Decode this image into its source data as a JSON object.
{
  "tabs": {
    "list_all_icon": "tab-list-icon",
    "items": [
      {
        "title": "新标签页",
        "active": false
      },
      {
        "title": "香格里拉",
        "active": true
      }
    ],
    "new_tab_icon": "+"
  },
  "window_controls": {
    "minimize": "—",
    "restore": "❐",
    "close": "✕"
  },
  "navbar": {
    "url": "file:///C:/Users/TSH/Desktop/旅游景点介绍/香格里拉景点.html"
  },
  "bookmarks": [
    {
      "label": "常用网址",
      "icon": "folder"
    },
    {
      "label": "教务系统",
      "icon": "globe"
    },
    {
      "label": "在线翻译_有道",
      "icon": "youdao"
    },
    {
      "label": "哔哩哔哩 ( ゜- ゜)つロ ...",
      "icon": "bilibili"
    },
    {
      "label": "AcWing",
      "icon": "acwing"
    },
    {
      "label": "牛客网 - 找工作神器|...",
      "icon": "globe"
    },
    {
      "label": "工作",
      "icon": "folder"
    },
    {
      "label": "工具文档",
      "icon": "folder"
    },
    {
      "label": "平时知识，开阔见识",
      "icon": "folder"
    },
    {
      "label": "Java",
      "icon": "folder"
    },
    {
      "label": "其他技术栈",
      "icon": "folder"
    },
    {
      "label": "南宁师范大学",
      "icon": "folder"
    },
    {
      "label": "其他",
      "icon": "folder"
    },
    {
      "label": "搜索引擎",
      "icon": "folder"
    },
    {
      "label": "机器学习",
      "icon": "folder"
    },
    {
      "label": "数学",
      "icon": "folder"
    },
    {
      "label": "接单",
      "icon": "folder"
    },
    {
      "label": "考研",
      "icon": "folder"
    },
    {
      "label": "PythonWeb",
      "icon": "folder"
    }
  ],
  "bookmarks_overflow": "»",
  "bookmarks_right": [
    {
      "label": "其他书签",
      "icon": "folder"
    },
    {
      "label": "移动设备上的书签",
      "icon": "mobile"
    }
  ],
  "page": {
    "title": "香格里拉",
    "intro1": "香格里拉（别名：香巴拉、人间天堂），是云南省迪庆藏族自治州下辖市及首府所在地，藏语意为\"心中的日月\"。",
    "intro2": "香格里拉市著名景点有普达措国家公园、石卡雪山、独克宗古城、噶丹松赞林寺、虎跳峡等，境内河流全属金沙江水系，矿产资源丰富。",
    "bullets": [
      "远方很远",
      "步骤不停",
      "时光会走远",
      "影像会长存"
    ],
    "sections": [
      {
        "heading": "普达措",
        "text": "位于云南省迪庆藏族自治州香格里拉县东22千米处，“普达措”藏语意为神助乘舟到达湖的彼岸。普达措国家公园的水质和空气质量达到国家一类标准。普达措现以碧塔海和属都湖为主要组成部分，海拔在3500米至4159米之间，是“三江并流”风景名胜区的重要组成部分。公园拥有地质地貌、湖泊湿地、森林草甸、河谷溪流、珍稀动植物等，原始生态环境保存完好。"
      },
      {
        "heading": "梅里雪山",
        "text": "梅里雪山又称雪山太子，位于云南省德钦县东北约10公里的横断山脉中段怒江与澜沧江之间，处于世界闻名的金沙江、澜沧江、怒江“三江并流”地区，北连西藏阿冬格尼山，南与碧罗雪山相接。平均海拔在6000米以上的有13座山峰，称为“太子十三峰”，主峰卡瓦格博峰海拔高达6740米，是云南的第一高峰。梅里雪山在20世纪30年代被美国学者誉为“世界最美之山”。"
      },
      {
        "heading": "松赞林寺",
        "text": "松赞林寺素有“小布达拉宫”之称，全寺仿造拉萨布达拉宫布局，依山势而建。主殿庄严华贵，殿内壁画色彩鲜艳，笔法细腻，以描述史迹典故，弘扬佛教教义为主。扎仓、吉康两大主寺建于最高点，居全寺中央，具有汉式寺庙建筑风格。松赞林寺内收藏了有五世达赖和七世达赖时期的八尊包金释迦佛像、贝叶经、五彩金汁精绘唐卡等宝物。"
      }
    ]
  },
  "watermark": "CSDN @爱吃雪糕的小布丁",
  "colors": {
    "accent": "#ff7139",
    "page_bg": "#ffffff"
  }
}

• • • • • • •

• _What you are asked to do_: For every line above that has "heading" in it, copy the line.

• _Task output_:
        "heading": "普达措",
        "heading": "梅里雪山",
        "heading": "松赞林寺",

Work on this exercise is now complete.